As you may know, one of our founders Russ Farmer is serving on a joint committee of the National Defense Industry Association (NDIA) and the Small Business Technology Council (SBTC) to work with the Defense Contract Audit Agency (DCAA) to help discuss and resolve issues critical to small business. A guidance memorandum (13-PAC-026(R) came out of the DCAA office this week as the result of the committee that Russ heads up.

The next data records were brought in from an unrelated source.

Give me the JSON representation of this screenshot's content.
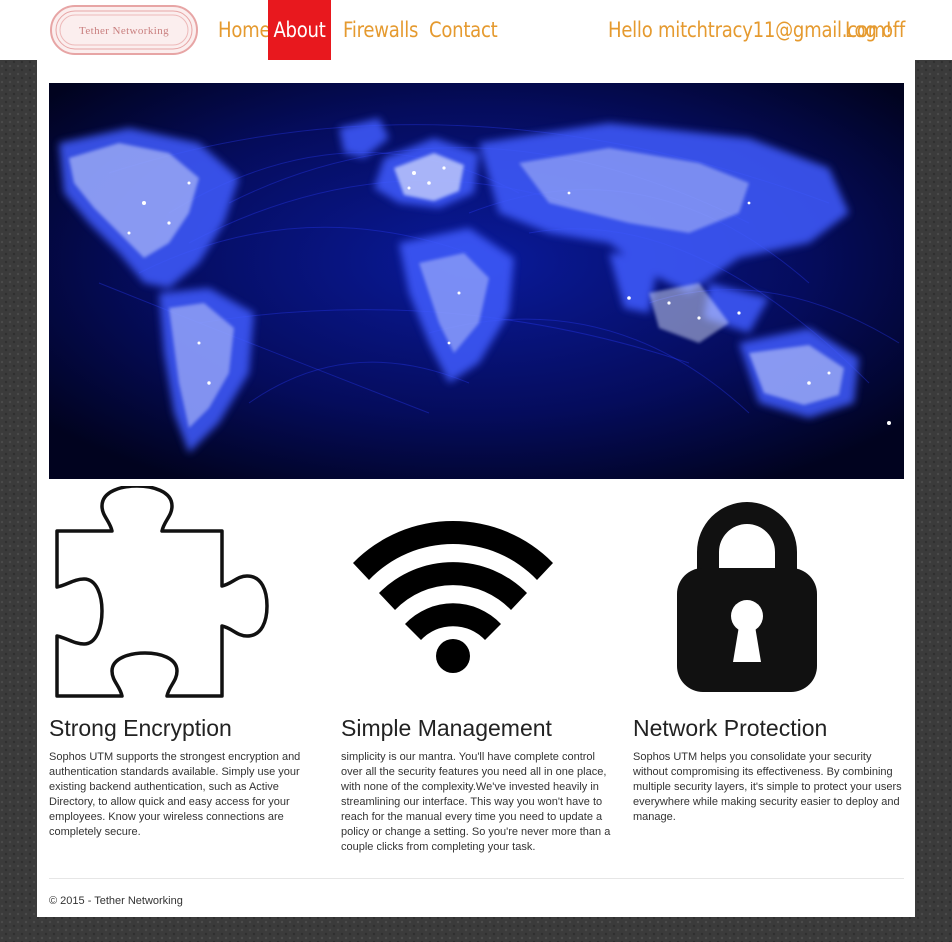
{
  "brand": {
    "name": "Tether Networking"
  },
  "nav": {
    "home": "Home",
    "about": "About",
    "firewalls": "Firewalls",
    "contact": "Contact",
    "greeting": "Hello mitchtracy11@gmail.com!",
    "logoff": "Log off"
  },
  "colors": {
    "nav_text": "#e59a2f",
    "nav_active_bg": "#e8181e",
    "hero_bg": "#02052e"
  },
  "features": [
    {
      "icon": "puzzle-piece-icon",
      "title": "Strong Encryption",
      "text": "Sophos UTM supports the strongest encryption and authentication standards available. Simply use your existing backend authentication, such as Active Directory, to allow quick and easy access for your employees. Know your wireless connections are completely secure."
    },
    {
      "icon": "wifi-icon",
      "title": "Simple Management",
      "text": "simplicity is our mantra. You'll have complete control over all the security features you need all in one place, with none of the complexity.We've invested heavily in streamlining our interface. This way you won't have to reach for the manual every time you need to update a policy or change a setting. So you're never more than a couple clicks from completing your task."
    },
    {
      "icon": "padlock-icon",
      "title": "Network Protection",
      "text": "Sophos UTM helps you consolidate your security without compromising its effectiveness. By combining multiple security layers, it's simple to protect your users everywhere while making security easier to deploy and manage."
    }
  ],
  "footer": {
    "text": "© 2015 - Tether Networking"
  }
}
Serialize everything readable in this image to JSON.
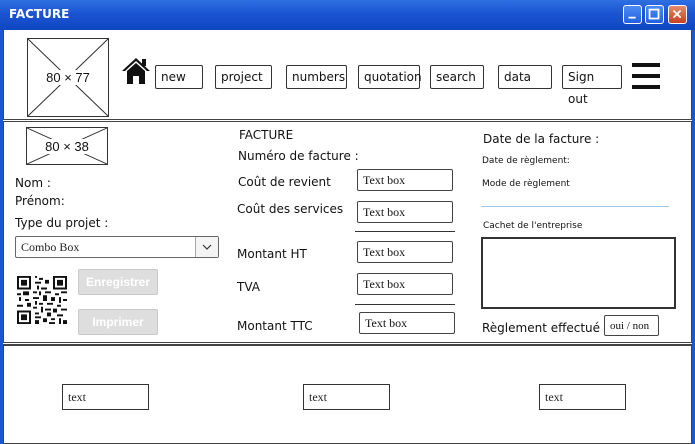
{
  "window": {
    "title": "FACTURE"
  },
  "header": {
    "logo_placeholder": "80 × 77",
    "nav": [
      "new",
      "project",
      "numbers",
      "quotation",
      "search",
      "data",
      "Sign out"
    ]
  },
  "left": {
    "small_placeholder": "80 × 38",
    "nom_label": "Nom :",
    "prenom_label": "Prénom:",
    "type_label": "Type du projet :",
    "combo_value": "Combo Box",
    "save_label": "Enregistrer",
    "print_label": "Imprimer"
  },
  "middle": {
    "heading": "FACTURE",
    "numero_label": "Numéro de facture :",
    "cout_revient_label": "Coût de revient",
    "cout_services_label": "Coût des services",
    "montant_ht_label": "Montant HT",
    "tva_label": "TVA",
    "montant_ttc_label": "Montant TTC",
    "textbox_value": "Text box"
  },
  "right": {
    "date_facture_label": "Date de la facture :",
    "date_reglement_label": "Date de règlement:",
    "mode_reglement_label": "Mode de règlement",
    "cachet_label": "Cachet de l'entreprise",
    "reglement_effectue_label": "Règlement effectué",
    "oui_non": "oui / non"
  },
  "footer": {
    "fields": [
      "text",
      "text",
      "text"
    ]
  },
  "colors": {
    "titlebar": "#1b54d2",
    "disabled_button": "#dedede"
  }
}
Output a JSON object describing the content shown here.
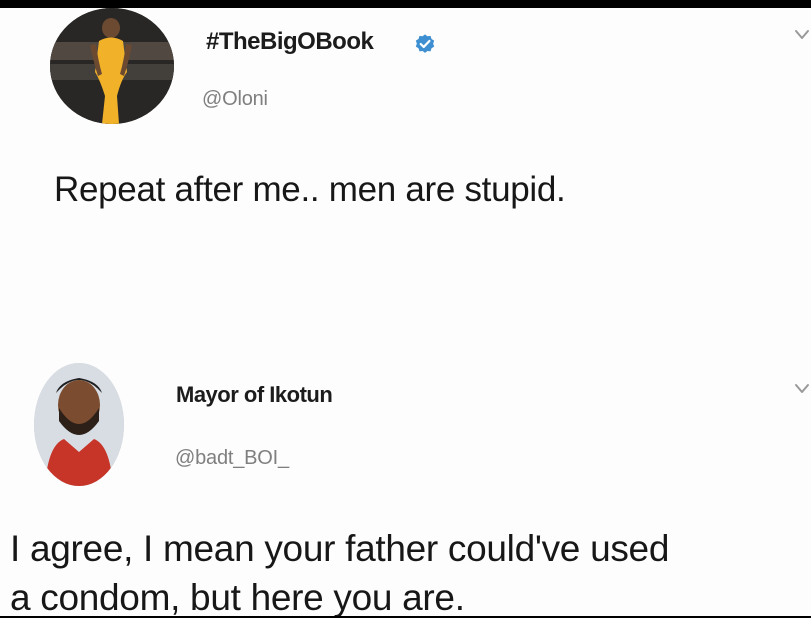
{
  "colors": {
    "card_background": "#fdfdfd",
    "outer_background": "#000000",
    "text": "#171717",
    "secondary_text": "#7f7f7f",
    "verified_blue": "#3d8fd1"
  },
  "tweet_1": {
    "display_name": "#TheBigOBook",
    "username": "@Oloni",
    "text": "Repeat after me.. men are stupid.",
    "verified_icon": "verified-badge-icon",
    "menu_icon": "chevron-down-icon"
  },
  "tweet_2": {
    "display_name": "Mayor of Ikotun",
    "username": "@badt_BOI_",
    "text_line_1": "I agree, I mean your father could've used",
    "text_line_2": "a condom, but here you are.",
    "menu_icon": "chevron-down-icon"
  }
}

There has been concern from many small businesses in the last couple of years that the DCAA was questioning expenses and, in many cases, disallowing expenses from consultants to contractors. The issue seemed to be most onerous when the DCAA applied current trends to ICP audits, some of which were 6 or 7 years old. The memo from the DCAA Assistant Director to all Regional Directors and other management within the DCAA. This memo calls for new guidance on how auditors should look at consultant costs, and specifically, how to apply FAR Part 31.205-33(f). While the guidelines still give a lot of latitude to the auditors, the memo does outline specific guidelines on how the regulation should be interpreted and applied. This should serve to help make the way DCAA looks at consultant expenses, and the documentation of these expenses for audit purposes, more consistent. It should also ease some of the problems that companies were having with audits of old ICP's.
One significant item from the DCAA memo that I think all small businesses should pay attention to is the guidelines about evidence for consultants. The guideline outlines several things that the contractor should maintain for evidence in an audit and those include:
- An agreement that explains what the consultant will be doing for the contractor
- A copy of the bill for the actual services rendered, including sufficient evidence as to the time expended and the nature of the services provided to determine what was done in exchange for the payment requested, and that the terms of the agreement were met. This documentation does not need to be included on the actual invoice and can be supported by other evidence provided by the contractor
- Explanation fo what the consultant accomplished for the fees paid - this could be information on the invoice, a drawing, a power point presentation, or some other evidence of the service provided.
If you have any questions on how to interpret any of the guidelines in this memo, please don't hesitate to contact us. This is exactly what ReliAscent does.